Driving tourists to Donside
Mr Ward said helping to guide the museum into becoming the major tourist draw for the Donside area of Aberdeenshire has also been one of his lasting achievements.
He continued: “Alford and Donside are not traditionally on the tourism route, if you ask about Deeside, you’d get a different answer.
“I think we’ve provided a satellite operation, in a part of Aberdeenshire that’s not traditionally been a main part of the region’s tourism, and it certainly never was before we arrived.
“So we’re happy to have definitely brought people to Donside that might never have come, it’s a good location for this type of operation.
“The villagers as well in Alford have changed enormously over the past 40 years, when we first arrived the population was about 890, but now it must be pushing 3,000.
“The sense of community here has varied, it’s become stronger and weaker in cycles, but I’m pleased to note it’s recovering and is doing really well at the moment, and it’s all to do with the strong characters in the village that really want to see it succeed.”
North-east transport, past and future
Although the museum is host to all manner of vehicles from history, from Aberdeen’s former trams to American hot rods, the visitor attraction is still looking toward the future, as evidenced by its recent electric vehicle exhibition.
Mr Ward said the way we get around has changed drastically in the north-east since he started, but is excited to see the potential of future transport possibilities, including Aberdeen’s adoption of hydrogen technology.
He said: “Aberdeen was one of the first places to produce a proper car club, it’s looking closely at hydrogen, so it’s a forward-thinking place.
“Things have really changed since I first came to Aberdeenshire.
“When I first came to Aberdeen there were no dual carriageways, so the people who were buying fast German cars at the time had nowhere to drive them, and then they built the Stonehaven bypass, and all of them saw it as an unofficial racetrack.
“But the police couldn’t control it, before fixed cameras and things, so they bought the police car which we have in the museum, the Rover Vitesse, the ‘jam sandwich’, to chase them.
“It took a few years, but then the dual carriageway was completed and it was a massive change, and I never thought we’d be able to get a car from that era, but here we are.”

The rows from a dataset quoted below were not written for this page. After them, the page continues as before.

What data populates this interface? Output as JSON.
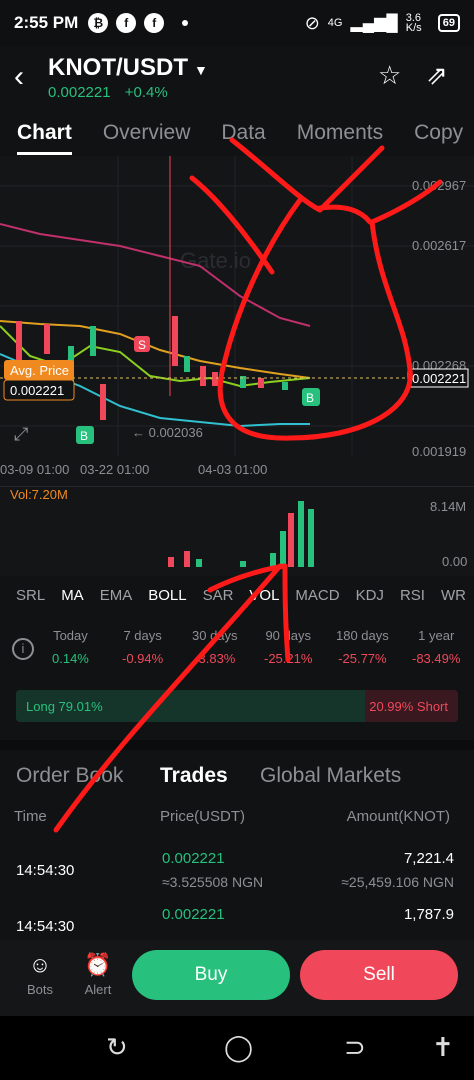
{
  "status": {
    "time": "2:55 PM",
    "net": "4G",
    "speed": "3.6 K/s",
    "battery": "69"
  },
  "header": {
    "pair": "KNOT/USDT",
    "price": "0.002221",
    "change": "+0.4%"
  },
  "tabs": [
    "Chart",
    "Overview",
    "Data",
    "Moments",
    "Copy"
  ],
  "chart": {
    "yticks": [
      "0.002967",
      "0.002617",
      "0.002268",
      "0.001919"
    ],
    "xticks": [
      "03-09 01:00",
      "03-22 01:00",
      "04-03 01:00"
    ],
    "avg_price_label": "Avg. Price",
    "avg_price_value": "0.002221",
    "last_price_tag": "0.002221",
    "low_marker": "← 0.002036",
    "watermark": "Gate.io",
    "vol_label": "Vol:7.20M",
    "vol_max": "8.14M",
    "vol_min": "0.00",
    "buy_marker": "B",
    "sell_marker": "S"
  },
  "chart_data": {
    "type": "candlestick",
    "ylim": [
      0.001919,
      0.002967
    ],
    "ma_lines": [
      "MA",
      "BOLL"
    ]
  },
  "indicators": [
    "SRL",
    "MA",
    "EMA",
    "BOLL",
    "SAR",
    "VOL",
    "MACD",
    "KDJ",
    "RSI",
    "WR"
  ],
  "performance": [
    {
      "label": "Today",
      "value": "0.14%",
      "dir": "up"
    },
    {
      "label": "7 days",
      "value": "-0.94%",
      "dir": "down"
    },
    {
      "label": "30 days",
      "value": "-3.83%",
      "dir": "down"
    },
    {
      "label": "90 days",
      "value": "-25.21%",
      "dir": "down"
    },
    {
      "label": "180 days",
      "value": "-25.77%",
      "dir": "down"
    },
    {
      "label": "1 year",
      "value": "-83.49%",
      "dir": "down"
    }
  ],
  "ratio": {
    "long": "Long 79.01%",
    "short": "20.99% Short",
    "long_pct": 79.01
  },
  "order_tabs": [
    "Order Book",
    "Trades",
    "Global Markets"
  ],
  "table_headers": {
    "time": "Time",
    "price": "Price(USDT)",
    "amount": "Amount(KNOT)"
  },
  "trades": [
    {
      "time": "14:54:30",
      "price": "0.002221",
      "price_ngn": "≈3.525508 NGN",
      "amount": "7,221.4",
      "amount_ngn": "≈25,459.106 NGN"
    },
    {
      "time": "14:54:30",
      "price": "0.002221",
      "price_ngn": "",
      "amount": "1,787.9",
      "amount_ngn": ""
    }
  ],
  "bottom": {
    "bots": "Bots",
    "alert": "Alert",
    "buy": "Buy",
    "sell": "Sell"
  },
  "colors": {
    "green": "#27c07d",
    "red": "#f0485a",
    "annotation": "#ff1a1a"
  }
}
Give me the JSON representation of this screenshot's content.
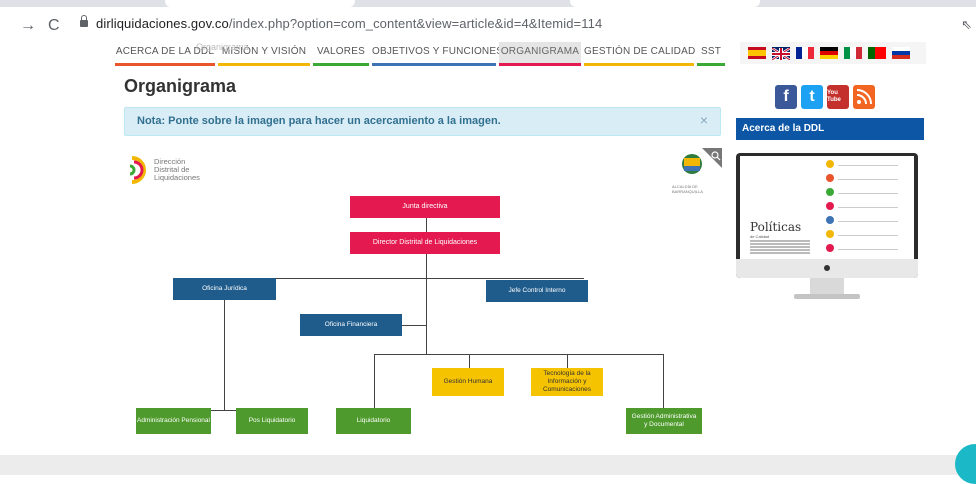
{
  "browser": {
    "back_label": "→",
    "reload_label": "C",
    "url_domain": "dirliquidaciones.gov.co",
    "url_path": "/index.php?option=com_content&view=article&id=4&Itemid=114",
    "ext_label": "⇖"
  },
  "nav": {
    "items": [
      {
        "label": "ACERCA DE LA DDL",
        "bar": "#e9542b"
      },
      {
        "label": "MISIÓN Y VISIÓN",
        "bar": "#f2b705"
      },
      {
        "label": "VALORES",
        "bar": "#3aa935"
      },
      {
        "label": "OBJETIVOS Y FUNCIONES",
        "bar": "#3d73b5"
      },
      {
        "label": "ORGANIGRAMA",
        "bar": "#e3194f"
      },
      {
        "label": "GESTIÓN DE CALIDAD",
        "bar": "#f2b705"
      },
      {
        "label": "SST",
        "bar": "#3aa935"
      }
    ],
    "ghost_label": "Organigrama"
  },
  "flags": [
    "es",
    "gb",
    "fr",
    "de",
    "it",
    "pt",
    "ru"
  ],
  "page": {
    "title": "Organigrama",
    "note": "Nota: Ponte sobre la imagen para hacer un acercamiento a la imagen.",
    "note_close": "×"
  },
  "org": {
    "logo_lines": [
      "Dirección",
      "Distrital de",
      "Liquidaciones"
    ],
    "alcaldia": "ALCALDÍA DE BARRANQUILLA",
    "junta": "Junta directiva",
    "director": "Director Distrital de Liquidaciones",
    "juridica": "Oficina Jurídica",
    "control": "Jefe Control Interno",
    "financiera": "Oficina Financiera",
    "gestion_humana": "Gestión Humana",
    "tecnologia": "Tecnología de la Información y Comunicaciones",
    "admin_pensional": "Administración Pensional",
    "pos_liquidatorio": "Pos Liquidatorio",
    "liquidatorio": "Liquidatorio",
    "gestion_admin": "Gestión Administrativa y Documental"
  },
  "side": {
    "social": [
      "f",
      "t",
      "You Tube",
      "rss"
    ],
    "heading": "Acerca de la DDL",
    "monitor_title": "Políticas",
    "monitor_sub": "de Calidad"
  }
}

He explained: “In the north-east of Scotland, everyone has said for years that if they had just discovered oil in the North Sea 10 years earlier, the railway network in the north-east wouldn’t have been messed about like it has been.
“And it’s tragic that the north-east just missed out, and tragic that the Transport Museum did too, because the line running into Alford would have meant we would be able to get visitors in from the rail network, and huge scope for us to explore the railway aspect of the subject.
“We have a couple of steam locos, but we could have had more, and run steam excursions out on to the mainline, and right out to, I don’t know, Mallaig and things, it could have been fantastic but we missed out, and that’s tragic.
“So it is good that some of these branch lines are being looked at again possibly as railways.”
Museum will ‘keep steaming on’
The museum itself employs 26 people and benefits from the support of many volunteers who give up their time to make the museum the successful attraction it is today.
Mr Ward paid tribute to all of their efforts, and said he has every confidence in his successor.
The 65-year-old said he hopes to spend his retirement continuing to tinker with various mechanical projects, including the conversion of a Morris Traveller into an electric car, and spending time with his grandson, who is already developing a love of trains and cars.
The Grampian Transport Museum closes for the winter on October 31, which will be Mr Ward’s final official day as curator.
He added: “It’s been a fantastic time. Looking ahead, the continuity is all in place.
“We have a seasonal cycle here, so we’re busy planning now what we’re going to display in 2022, even though I won’t be here, and we’ve got a really good team of established staff, and two new people coming in.
“The museum will keep steaming on, that’s for sure.”